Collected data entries
# # # # #
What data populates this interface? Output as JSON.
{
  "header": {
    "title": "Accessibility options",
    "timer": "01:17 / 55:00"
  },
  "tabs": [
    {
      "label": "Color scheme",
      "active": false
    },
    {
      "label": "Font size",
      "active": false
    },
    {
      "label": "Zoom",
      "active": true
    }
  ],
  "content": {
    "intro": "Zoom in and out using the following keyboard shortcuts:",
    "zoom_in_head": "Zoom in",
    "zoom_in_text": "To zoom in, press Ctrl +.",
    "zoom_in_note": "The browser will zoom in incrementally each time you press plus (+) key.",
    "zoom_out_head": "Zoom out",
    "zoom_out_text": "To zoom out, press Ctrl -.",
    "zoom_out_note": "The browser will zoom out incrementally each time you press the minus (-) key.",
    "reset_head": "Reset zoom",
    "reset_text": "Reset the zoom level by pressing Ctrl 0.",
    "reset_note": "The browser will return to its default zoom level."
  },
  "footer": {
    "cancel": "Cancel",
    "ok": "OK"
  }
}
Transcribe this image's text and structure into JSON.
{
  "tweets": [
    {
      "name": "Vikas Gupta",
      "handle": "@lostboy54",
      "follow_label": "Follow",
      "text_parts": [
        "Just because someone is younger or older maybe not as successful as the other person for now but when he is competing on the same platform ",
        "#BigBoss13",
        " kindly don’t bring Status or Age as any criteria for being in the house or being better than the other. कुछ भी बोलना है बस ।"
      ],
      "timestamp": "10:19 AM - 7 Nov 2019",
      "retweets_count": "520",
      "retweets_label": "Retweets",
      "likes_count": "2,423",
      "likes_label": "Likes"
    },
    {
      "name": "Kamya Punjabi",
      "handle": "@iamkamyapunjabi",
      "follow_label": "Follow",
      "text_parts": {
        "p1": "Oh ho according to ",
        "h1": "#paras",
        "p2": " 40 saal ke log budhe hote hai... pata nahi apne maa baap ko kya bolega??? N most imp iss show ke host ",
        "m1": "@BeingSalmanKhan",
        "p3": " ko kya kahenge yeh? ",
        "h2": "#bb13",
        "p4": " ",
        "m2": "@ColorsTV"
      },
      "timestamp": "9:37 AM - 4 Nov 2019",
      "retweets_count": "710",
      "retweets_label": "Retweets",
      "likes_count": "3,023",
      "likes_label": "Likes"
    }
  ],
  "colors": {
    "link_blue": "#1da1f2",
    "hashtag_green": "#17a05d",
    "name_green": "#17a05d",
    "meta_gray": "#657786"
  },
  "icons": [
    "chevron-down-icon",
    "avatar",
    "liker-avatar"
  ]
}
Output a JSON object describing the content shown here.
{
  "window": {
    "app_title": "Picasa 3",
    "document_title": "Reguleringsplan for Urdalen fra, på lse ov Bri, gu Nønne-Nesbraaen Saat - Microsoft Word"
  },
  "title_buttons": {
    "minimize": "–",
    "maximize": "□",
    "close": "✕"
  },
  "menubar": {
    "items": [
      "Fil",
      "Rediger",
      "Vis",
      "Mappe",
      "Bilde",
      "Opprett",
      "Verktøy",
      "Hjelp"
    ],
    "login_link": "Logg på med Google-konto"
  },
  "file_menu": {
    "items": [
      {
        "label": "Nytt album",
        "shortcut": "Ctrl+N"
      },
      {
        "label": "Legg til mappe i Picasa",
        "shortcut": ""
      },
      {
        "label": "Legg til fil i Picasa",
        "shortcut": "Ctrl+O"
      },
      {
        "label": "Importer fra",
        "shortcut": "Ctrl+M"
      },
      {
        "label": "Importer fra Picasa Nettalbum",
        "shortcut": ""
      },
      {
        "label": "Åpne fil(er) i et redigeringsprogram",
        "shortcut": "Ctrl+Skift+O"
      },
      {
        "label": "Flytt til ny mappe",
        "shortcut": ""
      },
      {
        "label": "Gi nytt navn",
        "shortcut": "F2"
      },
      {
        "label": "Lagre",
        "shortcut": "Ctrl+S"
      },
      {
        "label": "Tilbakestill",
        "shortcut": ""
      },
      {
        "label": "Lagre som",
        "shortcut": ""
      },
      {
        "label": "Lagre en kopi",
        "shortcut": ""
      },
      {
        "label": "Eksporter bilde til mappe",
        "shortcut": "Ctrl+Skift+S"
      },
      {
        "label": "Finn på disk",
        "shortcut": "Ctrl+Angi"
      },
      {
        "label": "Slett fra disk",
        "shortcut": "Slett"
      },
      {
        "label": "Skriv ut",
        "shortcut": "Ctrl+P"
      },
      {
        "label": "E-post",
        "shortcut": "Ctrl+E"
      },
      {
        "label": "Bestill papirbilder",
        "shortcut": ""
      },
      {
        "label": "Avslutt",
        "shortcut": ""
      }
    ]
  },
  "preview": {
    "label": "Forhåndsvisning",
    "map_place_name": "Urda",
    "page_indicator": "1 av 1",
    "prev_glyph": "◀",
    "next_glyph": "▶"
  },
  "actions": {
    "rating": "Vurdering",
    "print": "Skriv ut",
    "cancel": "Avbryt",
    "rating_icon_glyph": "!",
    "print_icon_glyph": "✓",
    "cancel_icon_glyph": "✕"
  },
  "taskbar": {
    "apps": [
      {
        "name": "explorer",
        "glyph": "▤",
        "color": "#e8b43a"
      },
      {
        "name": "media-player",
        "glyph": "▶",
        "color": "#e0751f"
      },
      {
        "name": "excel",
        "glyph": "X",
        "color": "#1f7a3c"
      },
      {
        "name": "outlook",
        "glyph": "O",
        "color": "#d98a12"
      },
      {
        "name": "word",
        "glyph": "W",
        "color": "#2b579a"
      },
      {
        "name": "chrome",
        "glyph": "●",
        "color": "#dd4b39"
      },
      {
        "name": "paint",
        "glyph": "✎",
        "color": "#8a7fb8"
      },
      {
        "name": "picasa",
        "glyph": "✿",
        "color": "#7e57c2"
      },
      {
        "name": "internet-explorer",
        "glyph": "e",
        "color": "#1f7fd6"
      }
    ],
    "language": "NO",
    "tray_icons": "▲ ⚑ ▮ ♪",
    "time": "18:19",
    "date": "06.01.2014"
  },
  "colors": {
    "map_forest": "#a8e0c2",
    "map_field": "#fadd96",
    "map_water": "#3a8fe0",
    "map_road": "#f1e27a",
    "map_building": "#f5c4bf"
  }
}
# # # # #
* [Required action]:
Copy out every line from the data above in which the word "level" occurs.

* [Solution for this task]:
    "reset_text": "Reset the zoom level by pressing Ctrl 0.",
    "reset_note": "The browser will return to its default zoom level."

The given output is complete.